Scapa Flow, Orkneys
Early hours on the 13th May, Cotswold BSAC 332 started the epic journey up to Thurso, practically the most northern point of the UK mainland. After a couple of refreshment stops, 12 or so hours later we managed to arrive at our accomdation for the evening at the Weigh Inn, just a few miles from where we would catch the ferry the next morning.
With a leisurely start in the morning, we packed all the dive kit away in trollies organised by Des, and sat back and relaxed for the hour and half journey across to Stromess. The journey was a little rocky, with some losing their breakfast, but finally with the ‘Old Man of Hoy »‘ in site we pulled into the harbour.
Thanks to a very useful crane and assistance from others, the dive kit was swiftly loaded onto to our chariot for the next week, the MV Huskyan ». After all the hard work was done, it was onwards to our very conveniently located divers lodge where we could get some supplies in and unpack. After a meal at the local pub it was time to turn in ready for the first days diving.
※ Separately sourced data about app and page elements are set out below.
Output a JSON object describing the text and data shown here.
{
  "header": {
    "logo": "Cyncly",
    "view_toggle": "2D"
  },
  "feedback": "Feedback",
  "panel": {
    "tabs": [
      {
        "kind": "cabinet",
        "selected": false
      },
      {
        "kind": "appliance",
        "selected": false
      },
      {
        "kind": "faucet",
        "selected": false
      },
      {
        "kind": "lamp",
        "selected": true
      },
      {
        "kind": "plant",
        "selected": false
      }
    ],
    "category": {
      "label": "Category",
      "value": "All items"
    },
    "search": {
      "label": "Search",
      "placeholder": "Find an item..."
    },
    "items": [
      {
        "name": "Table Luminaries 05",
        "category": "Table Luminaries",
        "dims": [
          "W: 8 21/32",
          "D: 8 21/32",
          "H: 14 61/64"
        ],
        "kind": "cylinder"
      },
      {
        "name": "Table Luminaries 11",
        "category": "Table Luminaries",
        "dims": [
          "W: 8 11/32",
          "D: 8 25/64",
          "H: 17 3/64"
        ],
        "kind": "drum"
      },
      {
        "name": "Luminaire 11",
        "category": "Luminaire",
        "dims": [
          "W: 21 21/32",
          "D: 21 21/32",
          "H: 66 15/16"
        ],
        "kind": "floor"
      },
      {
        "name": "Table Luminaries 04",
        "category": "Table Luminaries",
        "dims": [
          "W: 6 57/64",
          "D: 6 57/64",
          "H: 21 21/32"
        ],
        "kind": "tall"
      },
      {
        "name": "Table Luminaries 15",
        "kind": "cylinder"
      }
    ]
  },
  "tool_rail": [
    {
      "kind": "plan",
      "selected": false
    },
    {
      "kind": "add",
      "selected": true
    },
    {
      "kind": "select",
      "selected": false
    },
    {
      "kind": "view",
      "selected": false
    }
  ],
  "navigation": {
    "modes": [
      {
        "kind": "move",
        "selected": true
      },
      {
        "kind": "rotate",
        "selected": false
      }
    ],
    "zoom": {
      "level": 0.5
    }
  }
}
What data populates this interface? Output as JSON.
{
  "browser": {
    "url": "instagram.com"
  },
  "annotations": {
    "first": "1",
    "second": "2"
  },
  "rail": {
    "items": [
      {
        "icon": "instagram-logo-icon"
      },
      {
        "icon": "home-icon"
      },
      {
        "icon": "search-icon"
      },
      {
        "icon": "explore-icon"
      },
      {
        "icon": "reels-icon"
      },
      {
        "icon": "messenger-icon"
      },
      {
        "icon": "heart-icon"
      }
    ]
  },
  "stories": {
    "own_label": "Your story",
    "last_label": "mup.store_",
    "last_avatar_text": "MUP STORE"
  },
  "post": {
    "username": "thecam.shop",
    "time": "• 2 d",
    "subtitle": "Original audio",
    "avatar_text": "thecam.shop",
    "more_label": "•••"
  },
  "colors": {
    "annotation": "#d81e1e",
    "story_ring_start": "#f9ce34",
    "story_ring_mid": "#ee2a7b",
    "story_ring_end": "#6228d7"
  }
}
At this point I’d like to mention that the photos don’t do the boat justice. Here was a purpose built dive boat, with comforts not seen in UK waters before! Large dive deck with in-situ cylinder filling, enclosed changing room with drysuit, gloves and hood hangers, plenty of space for fondling with cameras and the like, large lounge and even a downstairs warmed changing room and lockers!
Emily, the skipper, gave us a great introduction on the history of the area, and before each dive of the history of the wreck. This included sonar scans, stories and then simplified drawings showing the key features to check out and suitable dive plans for the different configurations of divers on the trip. With big TVs, and interactive briefings we were well prepared for the dives ahead.
Diving over the week was great, generally in the 30-40m range with some deeper dives. Visibility was changeable throughout the week, but generally around the 5-10m range with more on some of the dives. From massive size dreadnoughts, to smaller cruisers, mine layers and block ships, there was plenty of history and interesting features to see. A visit to the local Scapa Flow museum and nearby Lyness Naval Cemetery was also very interesting (and featured on recent coverage about the 100 years anniversary of the battle of Jutland).
Weather wise the week started (and ended) being sunny and blue skies, with a few days in the middle getting cloudy, some rain and the wind getting up after getting the tail end of a storm passing through.
After each days diving we all headed back to the well-equipped divers lodge, a 3 story self-catering house with plenty of space. Then it was onto one of the local eatery establishments for refreshment of both the food and liquid kind! Many enjoyable nights were had, including a birthday, eating lobster at a cosy little restaurant and a night where Helen cooked a great meal for everyone.
I think everyone who went on the trip thought all the elements were superb, especially Emily (despite our best attempts to spill squash and coffee on everything, and be in the wrong place to be picked up!), and we couldn’t have asked for more. Based on this another trip will be organised for 2018, so speak to Des to find out more information. Further to that, everyone on the trip would like to thank Des for all the effort he put into organising this, and also to Ross for his assistance and Marjo for her excellent pics which we got to see.
Thanks to Des, Nick and Scott for the photos, with more to come at a later date.